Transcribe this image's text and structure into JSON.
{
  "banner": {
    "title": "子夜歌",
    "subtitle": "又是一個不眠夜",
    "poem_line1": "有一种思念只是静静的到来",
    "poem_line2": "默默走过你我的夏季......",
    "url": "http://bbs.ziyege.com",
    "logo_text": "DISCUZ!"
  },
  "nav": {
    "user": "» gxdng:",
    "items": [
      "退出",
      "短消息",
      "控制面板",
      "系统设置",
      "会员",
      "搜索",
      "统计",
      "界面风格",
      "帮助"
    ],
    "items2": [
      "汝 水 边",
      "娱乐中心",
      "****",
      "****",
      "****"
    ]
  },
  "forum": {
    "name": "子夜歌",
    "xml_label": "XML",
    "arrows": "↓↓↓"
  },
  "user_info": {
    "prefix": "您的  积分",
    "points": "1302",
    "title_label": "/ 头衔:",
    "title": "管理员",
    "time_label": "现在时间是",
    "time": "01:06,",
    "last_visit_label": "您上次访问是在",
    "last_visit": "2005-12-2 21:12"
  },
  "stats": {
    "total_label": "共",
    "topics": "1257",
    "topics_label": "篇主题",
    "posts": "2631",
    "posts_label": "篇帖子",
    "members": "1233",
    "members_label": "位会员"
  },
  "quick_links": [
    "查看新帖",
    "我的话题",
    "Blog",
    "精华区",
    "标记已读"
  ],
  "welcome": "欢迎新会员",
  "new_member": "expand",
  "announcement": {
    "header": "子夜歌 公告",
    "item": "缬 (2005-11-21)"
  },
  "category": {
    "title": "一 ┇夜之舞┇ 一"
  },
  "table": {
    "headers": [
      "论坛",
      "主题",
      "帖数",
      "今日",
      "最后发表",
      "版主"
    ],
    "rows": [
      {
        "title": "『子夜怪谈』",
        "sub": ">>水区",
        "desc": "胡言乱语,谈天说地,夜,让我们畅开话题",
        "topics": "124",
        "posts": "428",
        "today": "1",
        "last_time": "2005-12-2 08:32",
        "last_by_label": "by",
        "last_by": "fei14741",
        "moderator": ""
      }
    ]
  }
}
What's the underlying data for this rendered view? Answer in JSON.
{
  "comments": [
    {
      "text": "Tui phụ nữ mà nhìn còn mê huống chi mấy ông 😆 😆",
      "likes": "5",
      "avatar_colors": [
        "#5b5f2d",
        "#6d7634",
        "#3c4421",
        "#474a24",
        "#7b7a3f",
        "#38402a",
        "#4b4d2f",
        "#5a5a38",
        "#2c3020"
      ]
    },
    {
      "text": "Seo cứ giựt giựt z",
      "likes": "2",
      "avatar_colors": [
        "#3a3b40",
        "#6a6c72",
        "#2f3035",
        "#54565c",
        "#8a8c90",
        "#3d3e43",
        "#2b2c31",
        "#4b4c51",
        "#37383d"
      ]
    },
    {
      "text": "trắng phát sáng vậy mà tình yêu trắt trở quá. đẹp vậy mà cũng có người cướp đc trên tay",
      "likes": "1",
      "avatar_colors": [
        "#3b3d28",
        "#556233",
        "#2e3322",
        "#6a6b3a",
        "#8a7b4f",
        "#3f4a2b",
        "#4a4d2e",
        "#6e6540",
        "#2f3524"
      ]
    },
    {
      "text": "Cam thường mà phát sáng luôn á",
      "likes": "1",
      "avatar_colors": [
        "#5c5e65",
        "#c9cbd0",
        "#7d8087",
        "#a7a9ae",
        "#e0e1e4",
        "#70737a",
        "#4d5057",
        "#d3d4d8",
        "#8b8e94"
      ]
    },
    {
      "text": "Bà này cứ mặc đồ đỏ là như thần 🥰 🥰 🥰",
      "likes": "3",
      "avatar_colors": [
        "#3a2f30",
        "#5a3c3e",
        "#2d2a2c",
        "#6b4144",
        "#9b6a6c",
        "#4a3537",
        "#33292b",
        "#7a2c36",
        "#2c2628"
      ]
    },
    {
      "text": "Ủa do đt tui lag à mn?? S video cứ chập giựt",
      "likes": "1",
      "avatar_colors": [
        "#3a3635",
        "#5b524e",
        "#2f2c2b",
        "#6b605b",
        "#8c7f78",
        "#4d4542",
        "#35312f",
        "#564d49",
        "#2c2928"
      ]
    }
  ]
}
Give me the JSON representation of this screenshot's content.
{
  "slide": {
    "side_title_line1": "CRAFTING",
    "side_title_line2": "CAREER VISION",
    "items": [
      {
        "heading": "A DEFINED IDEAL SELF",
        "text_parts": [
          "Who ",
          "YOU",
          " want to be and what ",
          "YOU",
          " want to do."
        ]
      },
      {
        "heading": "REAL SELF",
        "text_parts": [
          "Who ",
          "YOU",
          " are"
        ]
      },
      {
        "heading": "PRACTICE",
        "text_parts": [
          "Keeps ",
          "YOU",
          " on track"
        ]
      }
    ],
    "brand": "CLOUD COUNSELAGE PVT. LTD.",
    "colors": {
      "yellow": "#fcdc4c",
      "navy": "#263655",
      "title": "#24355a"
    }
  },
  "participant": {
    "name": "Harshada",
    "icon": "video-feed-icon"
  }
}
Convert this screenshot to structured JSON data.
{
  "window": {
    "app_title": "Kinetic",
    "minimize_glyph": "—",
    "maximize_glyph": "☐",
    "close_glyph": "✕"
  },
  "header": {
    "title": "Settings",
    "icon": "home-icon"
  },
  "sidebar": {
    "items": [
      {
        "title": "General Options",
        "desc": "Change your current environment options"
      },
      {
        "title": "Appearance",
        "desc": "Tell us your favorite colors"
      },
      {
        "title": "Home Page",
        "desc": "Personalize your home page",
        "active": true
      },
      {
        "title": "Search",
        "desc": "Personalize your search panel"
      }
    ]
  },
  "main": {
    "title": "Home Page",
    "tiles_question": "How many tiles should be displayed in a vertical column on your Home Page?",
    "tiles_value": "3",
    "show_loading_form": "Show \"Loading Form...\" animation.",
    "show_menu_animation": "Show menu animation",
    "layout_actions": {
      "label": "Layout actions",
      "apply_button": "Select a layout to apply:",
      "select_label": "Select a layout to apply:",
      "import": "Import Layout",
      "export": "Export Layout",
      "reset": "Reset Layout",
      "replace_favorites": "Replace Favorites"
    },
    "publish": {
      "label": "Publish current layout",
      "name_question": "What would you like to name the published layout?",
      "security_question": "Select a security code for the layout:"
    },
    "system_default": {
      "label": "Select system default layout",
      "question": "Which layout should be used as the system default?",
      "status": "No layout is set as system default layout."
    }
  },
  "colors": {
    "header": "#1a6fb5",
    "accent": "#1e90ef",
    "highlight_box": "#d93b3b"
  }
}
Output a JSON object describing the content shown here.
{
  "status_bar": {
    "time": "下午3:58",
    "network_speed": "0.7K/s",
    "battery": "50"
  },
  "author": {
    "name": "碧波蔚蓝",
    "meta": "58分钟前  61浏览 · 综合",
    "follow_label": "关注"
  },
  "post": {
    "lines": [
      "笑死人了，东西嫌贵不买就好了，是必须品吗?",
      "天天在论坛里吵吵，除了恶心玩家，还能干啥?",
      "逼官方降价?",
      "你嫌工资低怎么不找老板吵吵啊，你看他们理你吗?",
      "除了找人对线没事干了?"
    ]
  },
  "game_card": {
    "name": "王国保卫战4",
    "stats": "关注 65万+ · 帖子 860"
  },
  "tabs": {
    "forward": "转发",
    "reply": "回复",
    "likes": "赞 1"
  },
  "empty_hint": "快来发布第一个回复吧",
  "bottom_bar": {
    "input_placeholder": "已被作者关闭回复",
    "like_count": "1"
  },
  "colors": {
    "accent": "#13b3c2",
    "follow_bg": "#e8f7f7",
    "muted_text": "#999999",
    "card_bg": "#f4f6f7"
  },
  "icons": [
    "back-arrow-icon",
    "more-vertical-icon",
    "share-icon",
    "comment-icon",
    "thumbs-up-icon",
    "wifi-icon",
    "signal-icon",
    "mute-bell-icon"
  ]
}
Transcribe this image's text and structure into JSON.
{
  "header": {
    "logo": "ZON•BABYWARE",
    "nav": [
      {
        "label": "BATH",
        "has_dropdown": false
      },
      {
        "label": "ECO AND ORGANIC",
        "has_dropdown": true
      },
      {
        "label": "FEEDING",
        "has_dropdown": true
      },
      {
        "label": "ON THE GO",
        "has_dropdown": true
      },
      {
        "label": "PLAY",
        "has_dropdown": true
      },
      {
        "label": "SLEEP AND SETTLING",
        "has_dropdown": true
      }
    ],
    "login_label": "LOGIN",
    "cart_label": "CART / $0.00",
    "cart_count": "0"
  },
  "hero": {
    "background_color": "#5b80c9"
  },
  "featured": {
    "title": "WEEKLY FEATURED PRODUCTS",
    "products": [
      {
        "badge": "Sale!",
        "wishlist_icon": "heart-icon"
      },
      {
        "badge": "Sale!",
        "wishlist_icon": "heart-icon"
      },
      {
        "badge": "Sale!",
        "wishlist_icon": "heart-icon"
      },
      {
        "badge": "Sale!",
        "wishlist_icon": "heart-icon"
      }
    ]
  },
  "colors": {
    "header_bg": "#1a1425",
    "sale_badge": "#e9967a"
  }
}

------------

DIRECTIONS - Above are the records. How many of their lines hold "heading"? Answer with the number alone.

EXERCISE RESPONSE - 3